Cool-season grasses kick into high gear in spring and fall. Most lawn professionals recommend one fertilizer application per year, in the fall. This feeding fuels strong root development prior to the ground freezing, enhancing the food stores in grass roots. These food stores are responsible for a strong green-up in spring. Time the fall feeding so it’s done before grass discolors when cold weather arrives. Check with your local extension office or a reputable garden center to fine-tune the timing for your area’s fall fertilizer application.

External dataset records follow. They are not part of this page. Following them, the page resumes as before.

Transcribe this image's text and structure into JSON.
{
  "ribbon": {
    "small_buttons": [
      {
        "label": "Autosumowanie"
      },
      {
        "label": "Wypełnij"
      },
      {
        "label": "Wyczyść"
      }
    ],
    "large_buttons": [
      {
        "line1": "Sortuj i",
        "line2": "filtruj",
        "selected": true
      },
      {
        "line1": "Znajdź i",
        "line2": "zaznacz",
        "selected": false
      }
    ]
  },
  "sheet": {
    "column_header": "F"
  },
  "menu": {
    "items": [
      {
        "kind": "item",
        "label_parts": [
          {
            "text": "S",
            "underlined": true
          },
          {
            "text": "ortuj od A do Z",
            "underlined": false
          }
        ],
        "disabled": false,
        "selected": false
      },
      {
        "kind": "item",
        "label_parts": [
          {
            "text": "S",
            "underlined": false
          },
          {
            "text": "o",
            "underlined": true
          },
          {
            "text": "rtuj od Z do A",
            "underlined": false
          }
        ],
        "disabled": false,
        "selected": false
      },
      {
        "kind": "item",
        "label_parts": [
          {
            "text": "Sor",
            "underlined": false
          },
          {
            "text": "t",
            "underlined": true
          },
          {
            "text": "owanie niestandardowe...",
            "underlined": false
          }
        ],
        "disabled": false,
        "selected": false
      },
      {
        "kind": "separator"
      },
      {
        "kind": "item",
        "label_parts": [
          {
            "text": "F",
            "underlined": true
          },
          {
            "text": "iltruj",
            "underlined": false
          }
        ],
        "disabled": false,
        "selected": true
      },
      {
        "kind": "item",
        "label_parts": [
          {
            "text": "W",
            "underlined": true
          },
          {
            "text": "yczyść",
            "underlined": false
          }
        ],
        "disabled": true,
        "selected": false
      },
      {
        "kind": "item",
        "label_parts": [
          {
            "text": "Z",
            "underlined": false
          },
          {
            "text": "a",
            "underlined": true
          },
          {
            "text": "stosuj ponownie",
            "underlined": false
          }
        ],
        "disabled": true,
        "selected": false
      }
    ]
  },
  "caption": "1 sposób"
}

Aerating a lawn improves its health immensely by creating holes in soil that allow grass roots to receive oxygen, water and fertilizer. Aeration reduces soil compaction and ultimately enhances root growth. Just like fertilizing, you want to time aeration so it’s done just before grass enters its active growing phase. Aerate warm-season turf in late spring or early summer and cool-season lawns in early fall. Time the fall aeration so grass has four weeks of active growth before frost usually occurs.
In regions with cold winters, cut the lawn one last time before the snow starts flying. Grass will likely have stopped growing, but that’s okay. Make this mowing with your bag attachment in place. Lower the mower deck to cut grass short, maybe in the 1-inch range. This shorter height will help prevent snow mold from forming. The bag catches any debris on the lawn, such as leaves, sticks or even any lingering weed seeds. When you’re finished mowing, raise the mower deck to normal height to avoid accidentally scalping the lawn in spring.
Some cool-season turf types go dormant during summer, while warm-season zoysia enters dormancy during the year’s chilliest months. Some municipalities now require home builders to install lawns with summer-dormancy capabilities. If you choose turf that needs watering to look its best, consider adding an irrigation system before seeding, especially if soil is bare. It’s better to dig up the yard before you have grass growing. Consider what your lawn will look like in winter as you select seed. While you can remedy a winter-dormant lawn by overseeding with ryegrass, you might want to consider taking a break from lawn care.
Overseeding lawns can accomplish a variety of purposes. You might overseed a shady lawn on an annual basis to help maintain thick turf. If you have a high traffic area on your lawn, you may need to overseed that to thicken turf. Occasionally events occur that damage turf, and overseeding can repair bare spots. Overseed cool-season turf from late summer to early fall, about six weeks before the first frost. Late spring to early summer is the best time to overseed warm-season lawns.
You can lay sod from spring through fall in most of the country, and in mild winter areas, you can also install it during winter. Installing sod before your area’s rainy season is a good idea, so you can let nature help keep sod watered while rooting. Cool-season sod, if installed in early spring, can be established before summer heat arrives. If you install cool-season sod in fall, make sure it’s in place to allow at least four weeks of growth before frost arrives. You can install warm-season sod in spring, as long as you’re committed to watering when summer blazes into town.
Problem weeds vary by region, although many areas report dandelion and crabgrass as substantial weed issues in lawns. Annual bluegrass is a big problem in the South and California, purple and yellow nutsedge are prevalent in Arizona, and false dandelion is a common weed in the Pacific Northwest. Creeping Charlie or ground ivy is reportedly becoming a greater issue in many parts of the country, probably because urban forests are maturing and creating more shade. Check with your local extension office or garden center for help identifying any weeds you’re battling and for strategies to defeat these pesky plants.
Pest problems also vary greatly by region. Lawn grubs, the larval stage of a variety of beetles, such as chafer, June or Japanese beetles, are a major issue in the Northeast, Midwest, California and Arizona. Mole crickets are on turf specialists’ radar in the Southeast and Texas. European crane fly wins the pest problem award in the Pacific Northwest. Check with your local extension office or garden center for help identifying any pests you’re battling and to get strategies to eliminate or control pest populations.